The lines below that include "data" are to be found and copied.
════════════════
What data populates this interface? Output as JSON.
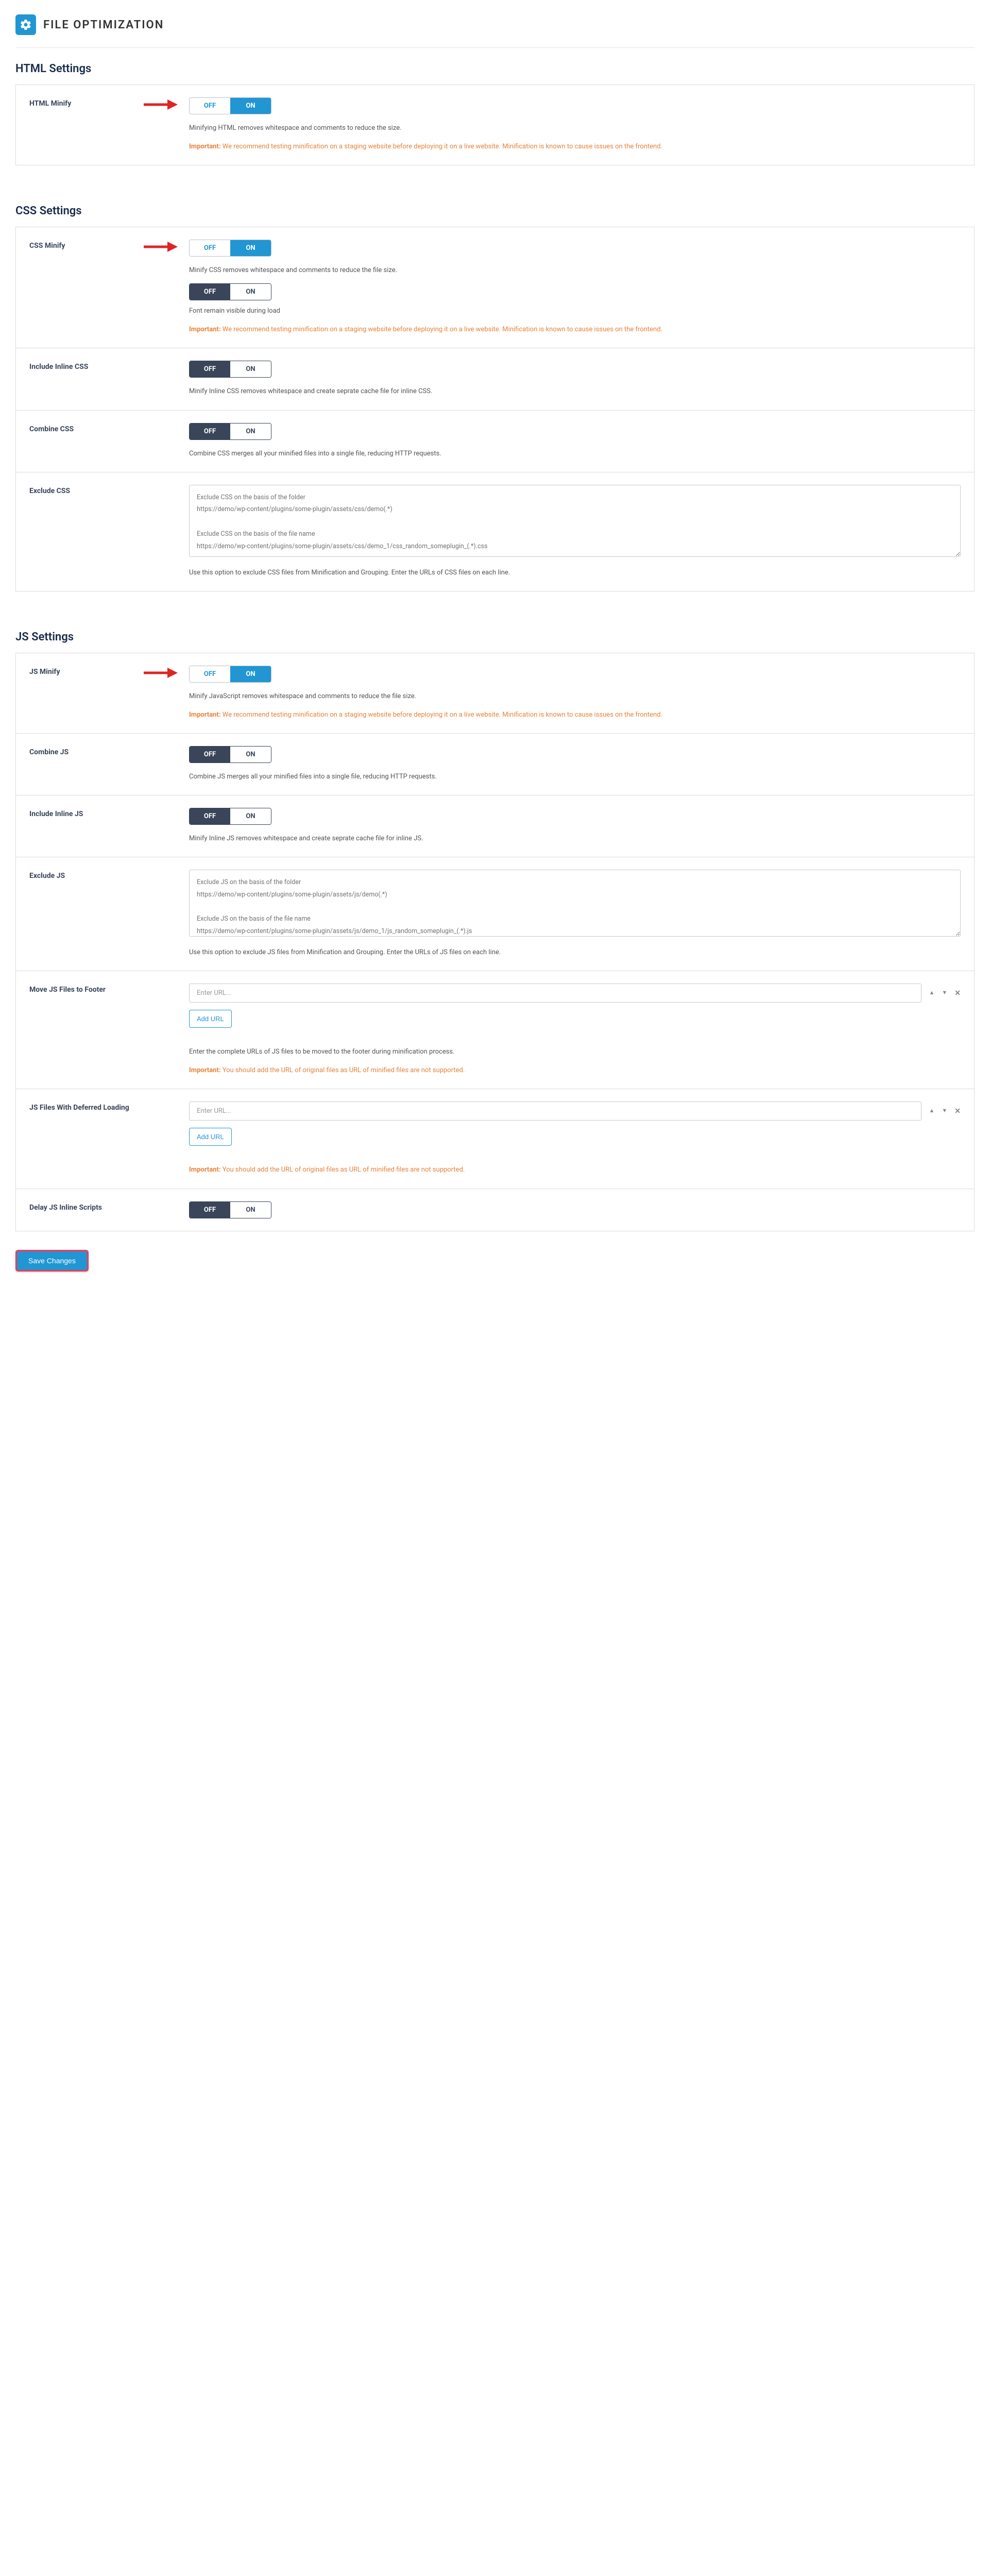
{
  "page_title": "FILE OPTIMIZATION",
  "heading_html": "HTML Settings",
  "heading_css": "CSS Settings",
  "heading_js": "JS Settings",
  "important": "Important:",
  "warn_staging": "We recommend testing minification on a staging website before deploying it on a live website. Minification is known to cause issues on the frontend.",
  "warn_original": "You should add the URL of original files as URL of minified files are not supported.",
  "toggle_off": "OFF",
  "toggle_on": "ON",
  "html_minify": {
    "label": "HTML Minify",
    "desc": "Minifying HTML removes whitespace and comments to reduce the size."
  },
  "css_minify": {
    "label": "CSS Minify",
    "desc": "Minify CSS removes whitespace and comments to reduce the file size.",
    "font_desc": "Font remain visible during load"
  },
  "include_inline_css": {
    "label": "Include Inline CSS",
    "desc": "Minify Inline CSS removes whitespace and create seprate cache file for inline CSS."
  },
  "combine_css": {
    "label": "Combine CSS",
    "desc": "Combine CSS merges all your minified files into a single file, reducing HTTP requests."
  },
  "exclude_css": {
    "label": "Exclude CSS",
    "placeholder": "Exclude CSS on the basis of the folder\nhttps://demo/wp-content/plugins/some-plugin/assets/css/demo(.*)\n\nExclude CSS on the basis of the file name\nhttps://demo/wp-content/plugins/some-plugin/assets/css/demo_1/css_random_someplugin_(.*).css",
    "desc": "Use this option to exclude CSS files from Minification and Grouping. Enter the URLs of CSS files on each line."
  },
  "js_minify": {
    "label": "JS Minify",
    "desc": "Minify JavaScript removes whitespace and comments to reduce the file size."
  },
  "combine_js": {
    "label": "Combine JS",
    "desc": "Combine JS merges all your minified files into a single file, reducing HTTP requests."
  },
  "include_inline_js": {
    "label": "Include Inline JS",
    "desc": "Minify Inline JS removes whitespace and create seprate cache file for inline JS."
  },
  "exclude_js": {
    "label": "Exclude JS",
    "placeholder": "Exclude JS on the basis of the folder\nhttps://demo/wp-content/plugins/some-plugin/assets/js/demo(.*)\n\nExclude JS on the basis of the file name\nhttps://demo/wp-content/plugins/some-plugin/assets/js/demo_1/js_random_someplugin_(.*).js",
    "desc": "Use this option to exclude JS files from Minification and Grouping. Enter the URLs of JS files on each line."
  },
  "move_footer": {
    "label": "Move JS Files to Footer",
    "placeholder": "Enter URL...",
    "add": "Add URL",
    "desc": "Enter the complete URLs of JS files to be moved to the footer during minification process."
  },
  "deferred": {
    "label": "JS Files With Deferred Loading",
    "placeholder": "Enter URL...",
    "add": "Add URL"
  },
  "delay_inline": {
    "label": "Delay JS Inline Scripts"
  },
  "save": "Save Changes"
}
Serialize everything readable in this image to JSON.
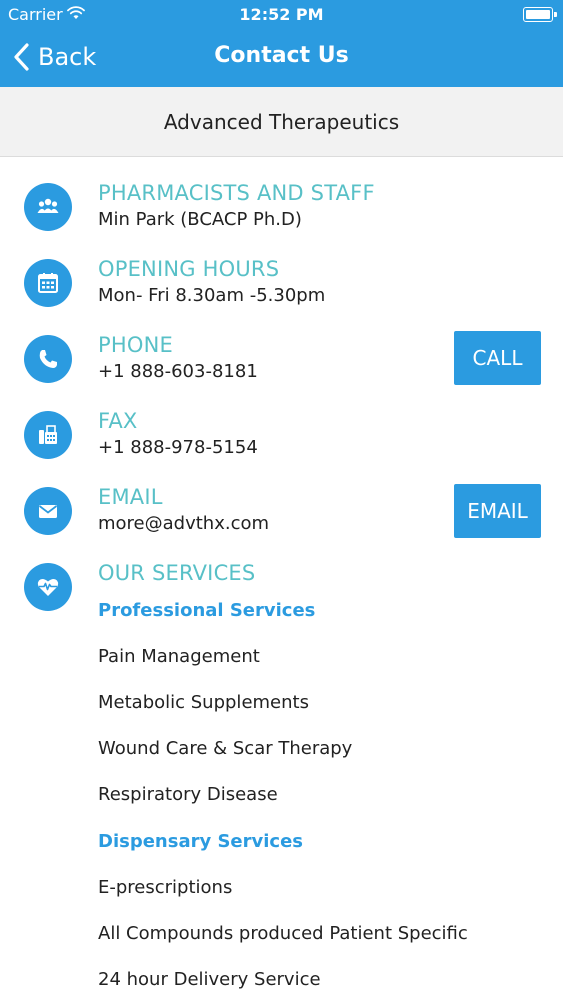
{
  "status_bar": {
    "carrier": "Carrier",
    "time": "12:52 PM"
  },
  "nav": {
    "back_label": "Back",
    "title": "Contact Us"
  },
  "subheader": {
    "title": "Advanced Therapeutics"
  },
  "sections": {
    "staff": {
      "title": "PHARMACISTS AND STAFF",
      "value": "Min Park (BCACP Ph.D)",
      "icon": "people-icon"
    },
    "hours": {
      "title": "OPENING HOURS",
      "value": "Mon- Fri 8.30am -5.30pm",
      "icon": "calendar-icon"
    },
    "phone": {
      "title": "PHONE",
      "value": "+1 888-603-8181",
      "icon": "phone-icon",
      "button": "CALL"
    },
    "fax": {
      "title": "FAX",
      "value": "+1 888-978-5154",
      "icon": "fax-icon"
    },
    "email": {
      "title": "EMAIL",
      "value": "more@advthx.com",
      "icon": "envelope-icon",
      "button": "EMAIL"
    },
    "services": {
      "title": "OUR SERVICES",
      "icon": "heart-pulse-icon",
      "groups": [
        {
          "heading": "Professional Services",
          "items": [
            "Pain Management",
            "Metabolic Supplements",
            "Wound Care & Scar Therapy",
            "Respiratory Disease"
          ]
        },
        {
          "heading": "Dispensary Services",
          "items": [
            "E-prescriptions",
            "All Compounds produced Patient Specific",
            "24 hour Delivery Service"
          ]
        }
      ]
    }
  },
  "colors": {
    "primary": "#2b9be0",
    "section_title": "#58c0c7",
    "subheader_bg": "#f2f2f2"
  }
}
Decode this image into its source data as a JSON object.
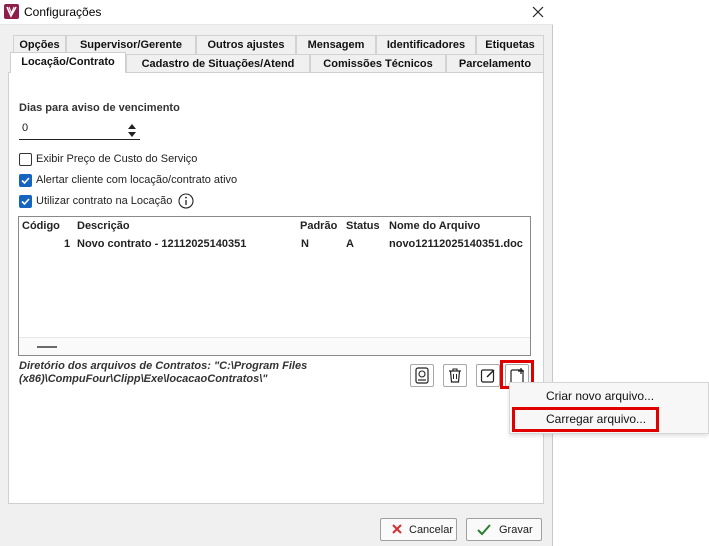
{
  "window": {
    "title": "Configurações"
  },
  "tabs": {
    "row1": [
      "Opções",
      "Supervisor/Gerente",
      "Outros ajustes",
      "Mensagem",
      "Identificadores",
      "Etiquetas"
    ],
    "row2": [
      "Locação/Contrato",
      "Cadastro de Situações/Atend",
      "Comissões Técnicos",
      "Parcelamento"
    ],
    "active": "Locação/Contrato"
  },
  "form": {
    "dias_label": "Dias para aviso de vencimento",
    "dias_value": "0",
    "checkboxes": [
      {
        "label": "Exibir Preço de Custo do Serviço",
        "checked": false
      },
      {
        "label": "Alertar cliente com locação/contrato ativo",
        "checked": true
      },
      {
        "label": "Utilizar contrato na Locação",
        "checked": true
      }
    ]
  },
  "grid": {
    "headers": [
      "Código",
      "Descrição",
      "Padrão",
      "Status",
      "Nome do Arquivo"
    ],
    "rows": [
      {
        "codigo": "1",
        "descricao": "Novo contrato - 12112025140351",
        "padrao": "N",
        "status": "A",
        "arquivo": "novo12112025140351.doc"
      }
    ]
  },
  "directory": {
    "text": "Diretório dos arquivos de Contratos: \"C:\\Program Files (x86)\\CompuFour\\Clipp\\Exe\\locacaoContratos\\\""
  },
  "toolbar_icons": [
    "view-document-icon",
    "trash-icon",
    "edit-icon",
    "add-file-icon"
  ],
  "context_menu": {
    "items": [
      "Criar novo arquivo...",
      "Carregar arquivo..."
    ]
  },
  "footer": {
    "cancel_label": "Cancelar",
    "save_label": "Gravar"
  },
  "colors": {
    "accent_blue": "#1565c0",
    "highlight_red": "#e00000",
    "cancel_red": "#d32f2f",
    "save_green": "#2e7d32"
  }
}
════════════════
◆ **Task solution**
What data populates this interface? Output as JSON.
Decode this image into its source data as a JSON object.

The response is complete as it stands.